As for why politics elicits so much anger from people, it happens for the same reason that people get angry about anything (see Anger Basics for a description of why and when people get angry). People may feel their personal or professional goals are being blocked, that their positions or opinions are being ignored or devalued, or that they can’t cope with the outcome. There are a couple of factors, though, that make anger over politics especially prevalent.
It’s well known that politicians tend to make exaggerated claims about their accomplishments or their opponent’s positions. Those claims are often designed with the explicit purpose of making people angry (e.g., “my opponent voted for the largest tax increase in history”, “my opponent wants to dismantle social security”). Thus, it isn’t surprising that those who believe the claims respond with frustration. Meanwhile, it’s likely that those who don’t believe them respond with anger over what they perceive as dishonesty.
Related to these exaggerated claims, voters seem to have a habit of only paying attention to the information that supports their perspective.

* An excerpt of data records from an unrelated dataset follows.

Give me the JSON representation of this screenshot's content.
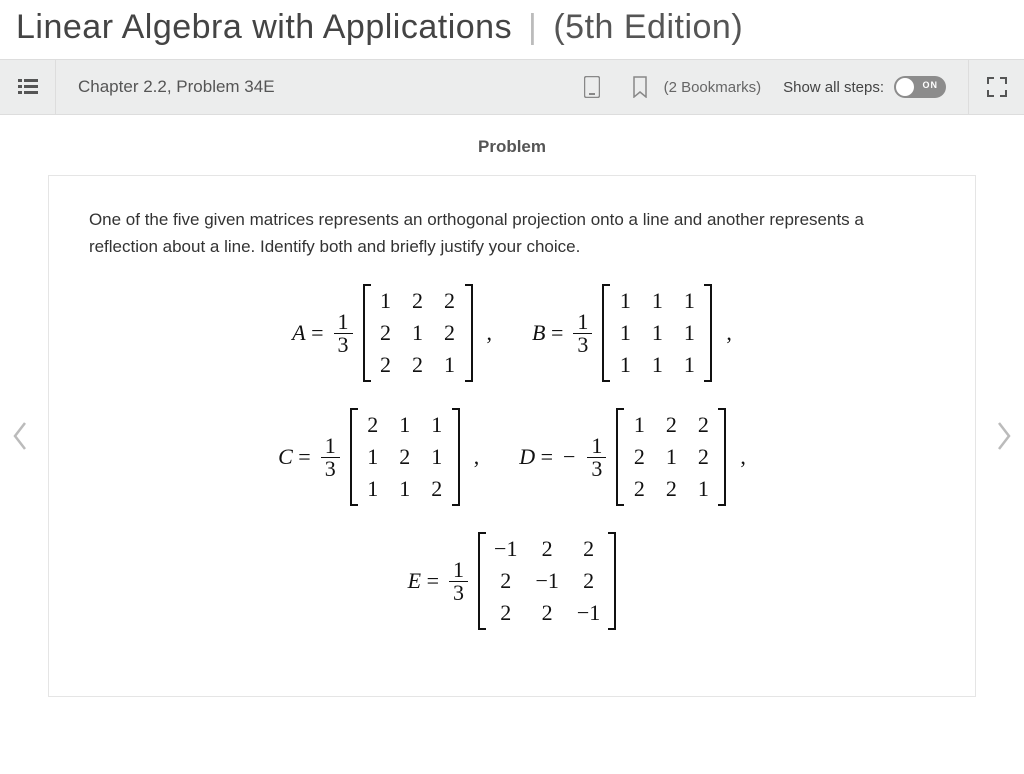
{
  "header": {
    "title": "Linear Algebra with Applications",
    "divider": "|",
    "edition": "(5th Edition)"
  },
  "toolbar": {
    "chapter_label": "Chapter 2.2, Problem 34E",
    "bookmarks_text": "(2 Bookmarks)",
    "steps_label": "Show all steps:",
    "toggle_label": "ON"
  },
  "section": {
    "title": "Problem"
  },
  "problem": {
    "intro": "One of the five given matrices represents an orthogonal projection onto a line and another represents a reflection about a line. Identify both and briefly justify your choice.",
    "scalar_num": "1",
    "scalar_den": "3",
    "neg_sign": "−",
    "matrices": {
      "A": {
        "label": "A",
        "rows": [
          [
            "1",
            "2",
            "2"
          ],
          [
            "2",
            "1",
            "2"
          ],
          [
            "2",
            "2",
            "1"
          ]
        ]
      },
      "B": {
        "label": "B",
        "rows": [
          [
            "1",
            "1",
            "1"
          ],
          [
            "1",
            "1",
            "1"
          ],
          [
            "1",
            "1",
            "1"
          ]
        ]
      },
      "C": {
        "label": "C",
        "rows": [
          [
            "2",
            "1",
            "1"
          ],
          [
            "1",
            "2",
            "1"
          ],
          [
            "1",
            "1",
            "2"
          ]
        ]
      },
      "D": {
        "label": "D",
        "rows": [
          [
            "1",
            "2",
            "2"
          ],
          [
            "2",
            "1",
            "2"
          ],
          [
            "2",
            "2",
            "1"
          ]
        ],
        "neg_scalar": true
      },
      "E": {
        "label": "E",
        "rows": [
          [
            "−1",
            "2",
            "2"
          ],
          [
            "2",
            "−1",
            "2"
          ],
          [
            "2",
            "2",
            "−1"
          ]
        ]
      }
    }
  }
}
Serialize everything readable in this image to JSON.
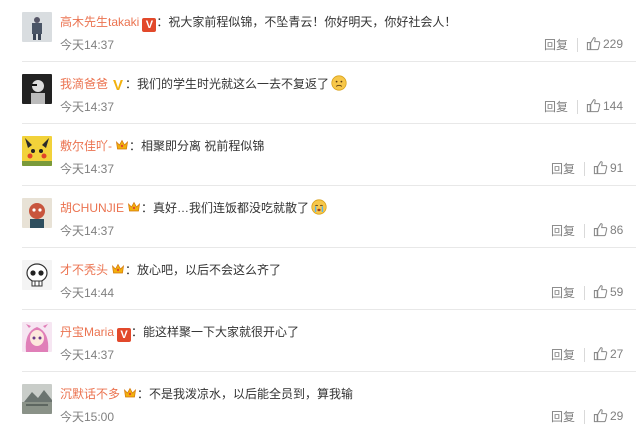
{
  "colors": {
    "name": "#eb7350",
    "meta": "#808080",
    "text": "#333333",
    "vip": "#e2492b",
    "crown": "#f2b10e"
  },
  "comments": [
    {
      "name": "高木先生takaki",
      "badge": "V",
      "colon": "：",
      "text": "祝大家前程似锦，不坠青云！你好明天，你好社会人！",
      "time": "今天14:37",
      "reply": "回复",
      "likes": "229",
      "avatar_icon": "figure-avatar-icon",
      "emoji": ""
    },
    {
      "name": "我滴爸爸",
      "badge": "V",
      "colon": "：",
      "text": "我们的学生时光就这么一去不复返了",
      "time": "今天14:37",
      "reply": "回复",
      "likes": "144",
      "avatar_icon": "dark-portrait-avatar-icon",
      "emoji": "sad-face"
    },
    {
      "name": "敷尔佳吖-",
      "badge": "crown",
      "colon": "：",
      "text": "相聚即分离 祝前程似锦",
      "time": "今天14:37",
      "reply": "回复",
      "likes": "91",
      "avatar_icon": "pikachu-avatar-icon",
      "emoji": ""
    },
    {
      "name": "胡CHUNJIE",
      "badge": "crown",
      "colon": "：",
      "text": "真好…我们连饭都没吃就散了",
      "time": "今天14:37",
      "reply": "回复",
      "likes": "86",
      "avatar_icon": "cartoon-avatar-icon",
      "emoji": "crying-face"
    },
    {
      "name": "才不秃头",
      "badge": "crown",
      "colon": "：",
      "text": "放心吧，以后不会这么齐了",
      "time": "今天14:44",
      "reply": "回复",
      "likes": "59",
      "avatar_icon": "skull-avatar-icon",
      "emoji": ""
    },
    {
      "name": "丹宝Maria",
      "badge": "V",
      "colon": "：",
      "text": "能这样聚一下大家就很开心了",
      "time": "今天14:37",
      "reply": "回复",
      "likes": "27",
      "avatar_icon": "anime-girl-avatar-icon",
      "emoji": ""
    },
    {
      "name": "沉默话不多",
      "badge": "crown",
      "colon": "：",
      "text": "不是我泼凉水，以后能全员到，算我输",
      "time": "今天15:00",
      "reply": "回复",
      "likes": "29",
      "avatar_icon": "landscape-avatar-icon",
      "emoji": ""
    }
  ]
}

They tend to believe the claims of the candidate they endorse and to perceive the claims of the other as being dishonest. They then look only for evidence that confirms their positions and ignore the data that refutes them. The Internet has made it all the easier to only pay attention to confirming evidence. If people believe a certain thing, they can usually find a website to validate their position. It’s also made the spread of these exaggerated claims even easier because anyone can post just about anything on the Internet or send it out via email without regard for truth or accuracy.

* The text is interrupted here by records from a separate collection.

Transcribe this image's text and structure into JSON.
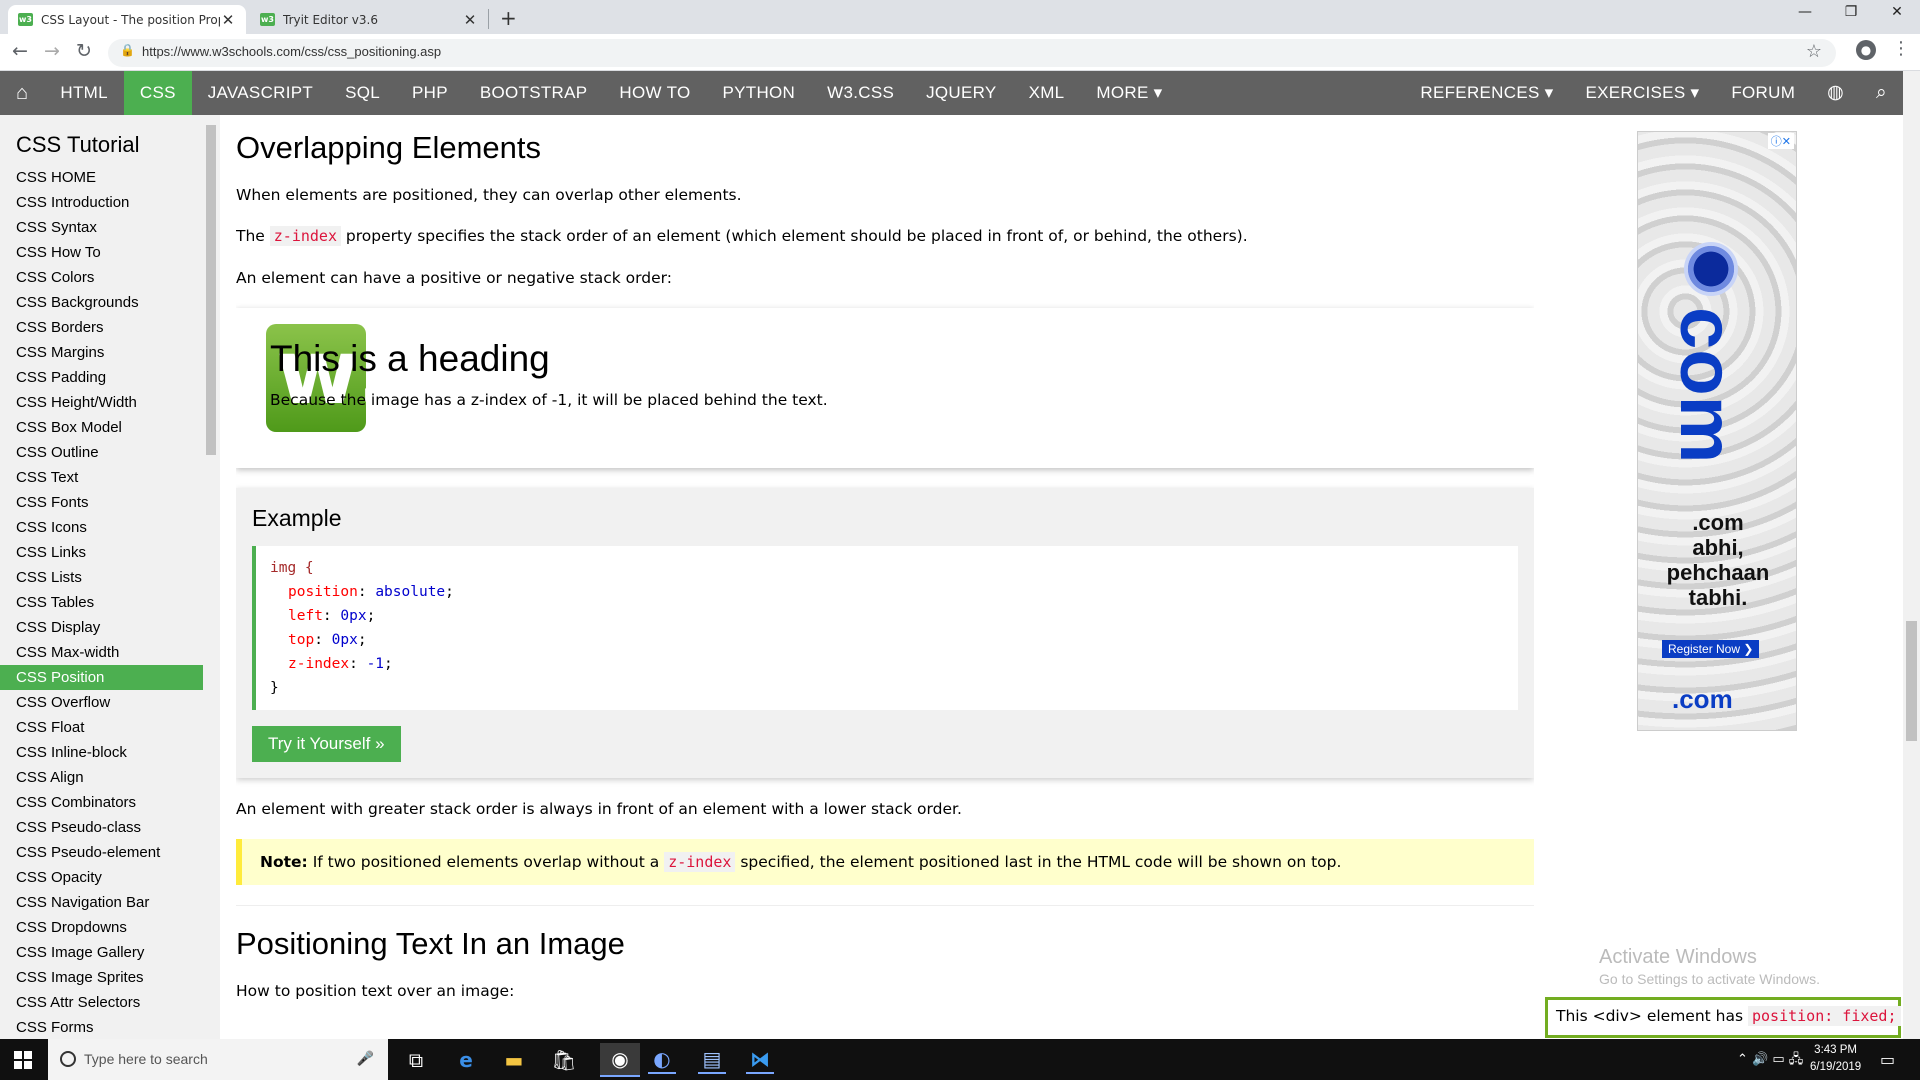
{
  "browser": {
    "tabs": [
      {
        "title": "CSS Layout - The position Prope",
        "active": true
      },
      {
        "title": "Tryit Editor v3.6",
        "active": false
      }
    ],
    "new_tab": "+",
    "close": "✕",
    "url": "https://www.w3schools.com/css/css_positioning.asp",
    "window_controls": {
      "minimize": "—",
      "maximize": "❐",
      "close": "✕"
    }
  },
  "topnav": {
    "left": [
      "HTML",
      "CSS",
      "JAVASCRIPT",
      "SQL",
      "PHP",
      "BOOTSTRAP",
      "HOW TO",
      "PYTHON",
      "W3.CSS",
      "JQUERY",
      "XML",
      "MORE ▾"
    ],
    "active_index": 1,
    "right": [
      "REFERENCES ▾",
      "EXERCISES ▾",
      "FORUM"
    ],
    "icons": [
      "home-icon",
      "globe-icon",
      "search-icon"
    ]
  },
  "sidebar": {
    "heading": "CSS Tutorial",
    "items": [
      "CSS HOME",
      "CSS Introduction",
      "CSS Syntax",
      "CSS How To",
      "CSS Colors",
      "CSS Backgrounds",
      "CSS Borders",
      "CSS Margins",
      "CSS Padding",
      "CSS Height/Width",
      "CSS Box Model",
      "CSS Outline",
      "CSS Text",
      "CSS Fonts",
      "CSS Icons",
      "CSS Links",
      "CSS Lists",
      "CSS Tables",
      "CSS Display",
      "CSS Max-width",
      "CSS Position",
      "CSS Overflow",
      "CSS Float",
      "CSS Inline-block",
      "CSS Align",
      "CSS Combinators",
      "CSS Pseudo-class",
      "CSS Pseudo-element",
      "CSS Opacity",
      "CSS Navigation Bar",
      "CSS Dropdowns",
      "CSS Image Gallery",
      "CSS Image Sprites",
      "CSS Attr Selectors",
      "CSS Forms"
    ],
    "active_index": 20
  },
  "main": {
    "heading": "Overlapping Elements",
    "p1": "When elements are positioned, they can overlap other elements.",
    "p2_pre": "The",
    "p2_code": "z-index",
    "p2_post": "property specifies the stack order of an element (which element should be placed in front of, or behind, the others).",
    "p3": "An element can have a positive or negative stack order:",
    "demo": {
      "logo_text": "w3",
      "heading": "This is a heading",
      "text": "Because the image has a z-index of -1, it will be placed behind the text."
    },
    "example": {
      "title": "Example",
      "code": {
        "selector": "img {",
        "lines": [
          {
            "prop": "position",
            "val": "absolute"
          },
          {
            "prop": "left",
            "val": "0px"
          },
          {
            "prop": "top",
            "val": "0px"
          },
          {
            "prop": "z-index",
            "val": "-1"
          }
        ],
        "close": "}"
      },
      "button": "Try it Yourself »"
    },
    "p4": "An element with greater stack order is always in front of an element with a lower stack order.",
    "note": {
      "label": "Note:",
      "pre": "If two positioned elements overlap without a",
      "code": "z-index",
      "post": "specified, the element positioned last in the HTML code will be shown on top."
    },
    "heading2": "Positioning Text In an Image",
    "p5": "How to position text over an image:"
  },
  "ad": {
    "big": "com",
    "copy": [
      ".com",
      "abhi,",
      "pehchaan",
      "tabhi."
    ],
    "register": "Register Now ❯",
    "foot": ".com"
  },
  "activate": {
    "title": "Activate Windows",
    "subtitle": "Go to Settings to activate Windows."
  },
  "fixed_box": {
    "pre": "This <div> element has",
    "code": "position: fixed;"
  },
  "taskbar": {
    "search_placeholder": "Type here to search",
    "time": "3:43 PM",
    "date": "6/19/2019"
  },
  "colors": {
    "accent": "#4caf50",
    "nav": "#616161",
    "note_bg": "#ffffcc",
    "note_border": "#ffeb3b",
    "fixed_border": "#73ad21"
  }
}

Ultimately, what this means is that people will dichotomize by lumping the candidates and their supporters into groups (e.g., completely right vs. completely wrong) and fail to understand how the other side of an issue may have some validity.
Feelings of Isolation
Another interesting aspect of politics is that people find out, in a way they don’t normally, how many other people in the city, state, or country agree or disagree with them. When one is on the losing side of an election, it’s easy to feel isolated (e.g., “I can’t believe there are so many people out there who don’t get it”). That feeling of isolation can spawn feelings of resentment and frustration.
Anger as Appropriate
Sometimes, what we perceive as an anger problem might be more of an impulse control/aggression problem. There is actually a place for healthy and productive anger in the political process. If we think of anger as a valuable tool in alerting us to problems and motivating us to confront those problems, it’s perfectly reasonable to get angry when elected officials and candidates act irresponsibly, endorse positions that may harm us, etc. The decisions that are made by elected officials affect many people in very real ways. Consequently, some are affected quite negatively and, potentially, unfairly by those decisions (e.g., decreased funding to certain programs, increased taxes) and an angry response might be both reasonable and healthy.
It is how one chooses to express that anger that matters most. At times, people can voice their anger in a positive way and use it to solve problems. There were many people this election cycle who were angry but didn’t throw things, push people, or become verbally abusive. Instead, their anger motivated them to register voters, hold rallies, or just to get out to vote. It’s when people lost control that we saw the more aggressive examples emerge and that is a far bigger problem than the anger.